Any supermarket will have this well-known wonderspice! And if they don’t, shame on them.
Even though I gravitate to using aquafaba or flaxseed as my egg replacers or choice, it can be easier or more convenient to buy a commercial egg replacer. (See this post about why eggs are so special, and how to replace them in baking.) There are quite a few brands nowadays, offering general egg replacers (replacing a whole egg in baking, for example), and more specialist egg replacers (e.g. to make omelettes, or meringues). Best is to check your local health food store, or specialist vegan store. This is definitely not a mainstream item (yet!) so it might be harder to find.
Although most recipes that require sweetener will turn out fine with good ol’ sugar, some recipes just aren’t the same without the sticky deliciousness of a syrup. You’ll likely find golden syrup in the baking section of any supermarket, but for more niche options like date syrup, agave or vegan ‘apple honey’, try the health food section or a vegan specialty store.
Try the health food section of your local grocery store, or a health store. Even though tahini a Middle Eastern staple (and the quiet star of hummus) it’s categorised as a health food in most Western supermarkets.
Even though margarine was invented as an alternative to butter, most brands include milk as an ingredient. Annoying, right? In any case, most margarines taste a bit like plastic, and they’re not great for baking. That said, the market for vegan alternatives to butter has definitely improved a lot over the years: check your local supermarket – if it’s not marketed as vegan, check the ingredients for milk solids and vitamin D3, which is derived from lanolin (from sheep’s wool).
I only discovered kala namak (black salt) a few years ago in Cape Town, and until recently it wasn’t easily available. Nowadays, specialist health food stores usually have it, or spice stores with an Eastern influence.

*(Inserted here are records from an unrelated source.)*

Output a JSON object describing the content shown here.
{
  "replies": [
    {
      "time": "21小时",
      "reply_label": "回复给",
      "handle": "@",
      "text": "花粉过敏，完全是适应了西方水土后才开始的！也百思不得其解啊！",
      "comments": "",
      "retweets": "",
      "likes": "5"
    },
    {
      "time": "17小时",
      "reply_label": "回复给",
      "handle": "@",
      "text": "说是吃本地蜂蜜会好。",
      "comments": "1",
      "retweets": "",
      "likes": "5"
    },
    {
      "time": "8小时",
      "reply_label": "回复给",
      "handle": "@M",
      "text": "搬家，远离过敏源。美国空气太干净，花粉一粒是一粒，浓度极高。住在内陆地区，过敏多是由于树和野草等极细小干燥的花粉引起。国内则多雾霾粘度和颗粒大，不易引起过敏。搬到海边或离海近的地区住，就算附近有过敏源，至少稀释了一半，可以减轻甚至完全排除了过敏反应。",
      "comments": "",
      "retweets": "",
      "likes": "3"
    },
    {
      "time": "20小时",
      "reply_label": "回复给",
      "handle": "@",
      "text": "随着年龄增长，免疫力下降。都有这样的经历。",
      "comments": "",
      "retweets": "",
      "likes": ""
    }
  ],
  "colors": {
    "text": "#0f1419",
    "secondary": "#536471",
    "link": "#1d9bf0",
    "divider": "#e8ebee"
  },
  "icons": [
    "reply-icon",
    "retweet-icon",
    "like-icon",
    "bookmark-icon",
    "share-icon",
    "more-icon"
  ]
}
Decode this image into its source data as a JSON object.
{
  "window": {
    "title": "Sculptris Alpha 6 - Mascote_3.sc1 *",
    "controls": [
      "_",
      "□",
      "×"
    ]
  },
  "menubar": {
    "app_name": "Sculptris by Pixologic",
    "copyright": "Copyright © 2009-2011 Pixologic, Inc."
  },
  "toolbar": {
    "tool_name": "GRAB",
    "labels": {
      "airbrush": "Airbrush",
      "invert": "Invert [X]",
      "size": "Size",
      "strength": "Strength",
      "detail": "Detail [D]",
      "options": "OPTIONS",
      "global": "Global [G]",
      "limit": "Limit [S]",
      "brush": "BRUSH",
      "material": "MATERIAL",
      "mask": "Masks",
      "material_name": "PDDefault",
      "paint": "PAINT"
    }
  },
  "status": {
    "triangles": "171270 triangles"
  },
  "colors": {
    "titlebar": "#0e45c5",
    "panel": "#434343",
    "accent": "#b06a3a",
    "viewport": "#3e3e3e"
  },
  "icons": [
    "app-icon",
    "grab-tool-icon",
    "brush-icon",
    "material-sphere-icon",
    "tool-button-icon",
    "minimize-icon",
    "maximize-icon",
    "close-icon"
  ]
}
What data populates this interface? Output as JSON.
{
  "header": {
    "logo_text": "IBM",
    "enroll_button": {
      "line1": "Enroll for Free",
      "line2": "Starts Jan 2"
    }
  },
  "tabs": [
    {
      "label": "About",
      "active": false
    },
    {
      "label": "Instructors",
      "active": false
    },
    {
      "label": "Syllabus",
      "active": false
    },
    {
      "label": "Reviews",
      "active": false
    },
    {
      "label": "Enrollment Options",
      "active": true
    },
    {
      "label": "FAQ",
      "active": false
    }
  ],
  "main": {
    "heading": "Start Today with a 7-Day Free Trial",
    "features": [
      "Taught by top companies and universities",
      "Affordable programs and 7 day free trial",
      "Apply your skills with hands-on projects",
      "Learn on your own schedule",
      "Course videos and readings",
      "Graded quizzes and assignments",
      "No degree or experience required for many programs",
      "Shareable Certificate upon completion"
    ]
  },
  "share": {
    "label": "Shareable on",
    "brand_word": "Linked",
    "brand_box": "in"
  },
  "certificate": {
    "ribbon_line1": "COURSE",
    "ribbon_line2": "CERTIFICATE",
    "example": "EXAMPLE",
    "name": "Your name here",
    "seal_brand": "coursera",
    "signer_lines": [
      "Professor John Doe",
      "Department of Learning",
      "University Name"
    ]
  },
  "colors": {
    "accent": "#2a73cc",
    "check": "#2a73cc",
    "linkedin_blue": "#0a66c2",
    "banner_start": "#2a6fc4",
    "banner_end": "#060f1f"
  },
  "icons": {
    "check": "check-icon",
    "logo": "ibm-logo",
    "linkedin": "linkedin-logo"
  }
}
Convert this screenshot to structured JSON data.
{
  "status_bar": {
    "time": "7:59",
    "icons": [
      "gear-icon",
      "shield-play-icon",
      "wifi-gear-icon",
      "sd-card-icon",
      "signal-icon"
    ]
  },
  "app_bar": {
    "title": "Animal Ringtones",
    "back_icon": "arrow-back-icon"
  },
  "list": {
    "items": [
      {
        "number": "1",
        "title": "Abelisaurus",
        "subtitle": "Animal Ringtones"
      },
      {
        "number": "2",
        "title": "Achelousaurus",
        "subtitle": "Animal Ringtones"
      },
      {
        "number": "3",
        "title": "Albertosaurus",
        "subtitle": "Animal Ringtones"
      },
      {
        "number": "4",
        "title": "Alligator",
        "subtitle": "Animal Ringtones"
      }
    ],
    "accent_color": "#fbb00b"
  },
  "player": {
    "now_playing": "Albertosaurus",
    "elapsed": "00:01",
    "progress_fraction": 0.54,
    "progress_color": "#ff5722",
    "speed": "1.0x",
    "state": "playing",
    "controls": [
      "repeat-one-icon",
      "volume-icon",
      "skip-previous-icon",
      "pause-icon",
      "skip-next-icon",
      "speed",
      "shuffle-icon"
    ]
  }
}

Most supermarkets should have cashews, but they can be pretty expensive. If you know you’ll use bigger quantities, such as for creamy sauces, or soft vegan cheese, try to find a wholesaler or someplace that sells broken pieces (which will be cheaper than intact cashew nuts). After all, you’ll be blending them up anyway! If you buy more than you’ll use in a month, just freeze it in an airtight bag.
I like to think that “real” chocolate is naturally vegan, with just cocoa solids, cocoa butter and sugar. Go to the chocolate section in your local supermarket, and I bet you’ll find a vegan option: look out for dark chocolate (minimum 70% cacao), and check that the ingredients don’t include milk. (If it says, “may contain traces” of milk, that’s just a legal precaution: it’s still vegan.)
There was a time when this game-changer could only be found at butcheries (gag). But it seems to be becoming more easily available. Try the more upscale supermarkets in your area, or the bigger stores with specialist culinary sections.
I hope this list is as helpful to you as I hope it is – let me know what fun new vegan ingredients you find in your area, or if I’ve missed anything that should be on this list!